Fear is rising that the American central bank’s expansionary monetary policy might be inflating another bubble. Having flooded financial markets with some $2 trillion in easy money since the summer of 2007, the Federal Reserve has hampered a necessary reallocation of resources that would have benefited the American economy as a whole in favor of propping up the baking industry.
Late last year, the central bank announced that it would continue to keep interest rates near zero and pump money into the economy as long as it takes for unemployment to come down to 6.5 percent. It stood at 7.6 percent in March, having slowly dropped from a 10 percent high since October 2009.
Yet five years into the Fed’s monetary policy experiment, millions of Americans remain out of work. ProRepublica‘s Jesse Eisinger pointed out in The New York Times last month that in March, “a smaller percentage of working age people were actually working than at any other time since 1979.”

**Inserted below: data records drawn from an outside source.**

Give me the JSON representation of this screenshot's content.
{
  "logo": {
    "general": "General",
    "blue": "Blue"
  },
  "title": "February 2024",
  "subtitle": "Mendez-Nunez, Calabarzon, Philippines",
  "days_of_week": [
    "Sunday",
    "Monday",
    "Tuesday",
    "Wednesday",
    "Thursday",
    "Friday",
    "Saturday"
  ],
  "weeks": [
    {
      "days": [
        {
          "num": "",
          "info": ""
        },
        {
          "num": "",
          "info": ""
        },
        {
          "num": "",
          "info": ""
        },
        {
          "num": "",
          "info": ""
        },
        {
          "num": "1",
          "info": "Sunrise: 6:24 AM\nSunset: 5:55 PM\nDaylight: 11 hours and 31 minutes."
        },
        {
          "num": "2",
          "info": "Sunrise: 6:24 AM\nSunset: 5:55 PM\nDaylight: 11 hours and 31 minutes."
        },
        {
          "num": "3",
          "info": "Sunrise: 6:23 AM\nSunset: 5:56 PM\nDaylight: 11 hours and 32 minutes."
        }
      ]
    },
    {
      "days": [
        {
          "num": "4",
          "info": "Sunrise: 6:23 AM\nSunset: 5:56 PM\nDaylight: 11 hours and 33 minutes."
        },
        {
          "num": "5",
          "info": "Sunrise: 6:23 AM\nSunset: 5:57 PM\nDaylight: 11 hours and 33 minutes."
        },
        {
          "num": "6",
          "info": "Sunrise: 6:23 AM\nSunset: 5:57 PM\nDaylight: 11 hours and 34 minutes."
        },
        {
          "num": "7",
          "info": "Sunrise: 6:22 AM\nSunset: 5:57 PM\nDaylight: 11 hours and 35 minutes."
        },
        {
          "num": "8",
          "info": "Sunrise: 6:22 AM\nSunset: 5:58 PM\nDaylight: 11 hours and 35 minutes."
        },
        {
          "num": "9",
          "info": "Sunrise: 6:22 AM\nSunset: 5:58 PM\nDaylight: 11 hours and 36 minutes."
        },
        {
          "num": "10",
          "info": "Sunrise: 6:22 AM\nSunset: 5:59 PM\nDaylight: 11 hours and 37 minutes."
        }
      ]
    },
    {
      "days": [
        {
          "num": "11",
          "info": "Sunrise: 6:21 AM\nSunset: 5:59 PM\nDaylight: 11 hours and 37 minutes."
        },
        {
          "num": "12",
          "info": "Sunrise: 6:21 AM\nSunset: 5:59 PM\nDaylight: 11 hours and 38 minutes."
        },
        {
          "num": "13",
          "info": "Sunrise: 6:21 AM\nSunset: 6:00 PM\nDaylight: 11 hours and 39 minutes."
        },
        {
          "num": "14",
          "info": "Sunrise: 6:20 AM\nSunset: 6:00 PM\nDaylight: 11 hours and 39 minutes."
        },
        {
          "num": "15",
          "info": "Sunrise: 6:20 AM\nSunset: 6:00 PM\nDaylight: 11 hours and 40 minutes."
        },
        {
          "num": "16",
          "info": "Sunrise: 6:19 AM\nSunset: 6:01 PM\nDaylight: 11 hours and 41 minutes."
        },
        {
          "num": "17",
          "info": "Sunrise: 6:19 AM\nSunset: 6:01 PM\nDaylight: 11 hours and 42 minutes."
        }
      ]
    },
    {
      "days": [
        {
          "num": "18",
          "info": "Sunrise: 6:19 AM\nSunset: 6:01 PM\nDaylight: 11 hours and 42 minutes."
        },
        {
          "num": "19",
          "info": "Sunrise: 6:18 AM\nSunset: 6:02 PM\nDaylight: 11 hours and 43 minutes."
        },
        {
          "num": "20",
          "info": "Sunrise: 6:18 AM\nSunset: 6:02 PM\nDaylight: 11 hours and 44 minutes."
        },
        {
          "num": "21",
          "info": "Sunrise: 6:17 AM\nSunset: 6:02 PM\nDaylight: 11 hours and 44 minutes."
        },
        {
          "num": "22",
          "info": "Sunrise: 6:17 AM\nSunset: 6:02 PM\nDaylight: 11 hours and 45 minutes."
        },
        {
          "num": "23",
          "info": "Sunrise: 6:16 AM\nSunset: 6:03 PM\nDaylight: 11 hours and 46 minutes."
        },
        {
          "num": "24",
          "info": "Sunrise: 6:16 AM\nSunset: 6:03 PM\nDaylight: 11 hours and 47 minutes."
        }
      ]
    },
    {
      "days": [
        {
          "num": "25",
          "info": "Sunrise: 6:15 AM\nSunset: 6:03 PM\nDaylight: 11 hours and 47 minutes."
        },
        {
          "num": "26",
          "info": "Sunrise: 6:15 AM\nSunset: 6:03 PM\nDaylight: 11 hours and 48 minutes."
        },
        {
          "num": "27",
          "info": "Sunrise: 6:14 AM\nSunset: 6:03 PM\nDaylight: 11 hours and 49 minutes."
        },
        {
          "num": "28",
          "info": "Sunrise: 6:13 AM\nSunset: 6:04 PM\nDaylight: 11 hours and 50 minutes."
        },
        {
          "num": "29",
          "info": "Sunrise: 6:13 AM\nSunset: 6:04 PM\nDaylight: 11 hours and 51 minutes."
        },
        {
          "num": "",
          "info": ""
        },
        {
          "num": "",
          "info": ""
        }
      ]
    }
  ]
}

Rather than fuel a sustainable economy recovery, he argued, “the Fed has kindled speculation. Investors are desperate for yield and are paying up for riskier assets. In areas like real estate, structured finance and equities, the markets are ahead of the fundamentals.”
Quartz‘s Simone Foxman similarly reported on Monday that even the central bank itself is starting to worry about asset bubbles. Federal Reserve chairman Ben Bernanke said last week that he was “watching particularly closely for instances of ‘reaching for yield’ and other forms of excessive risk taking which may affect asset prices and their relationships with fundamentals.”
The problem, according to Foxman, is that it’s “hard to know what ‘excessive risk taking’ would look like these days because the central banks’ involvement in the markets is distorting the usual ways risk is measured.”
Detlev Schlichter, a former investment manager and author of Paper Money Collapse (2011), therefore likened the Fed’s policy last year to a giant placebo. “It is not true medication as it evidently does not address the economy’s fundamental ills but a tool for nationwide mass hypnosis,” he wrote at his blog. It does so by driving down interest rates and cajoling investors into economic activity.
Low interest rates should signal “the availability of a large pool of voluntary savings that desires to be invested and to be translated into productive assets,” Schlichter explained. By printing new money and keeping interest rates near zero, the Federal Reserve hopes to encourage such investment in the absence of savings.
In doing so, it has certainly “sabotaged the redirection of scarce capital from the bubble industries that had benefited from the credit boom toward new, productive and more sustainable employment in other sectors” and might even be setting the stage for another crisis.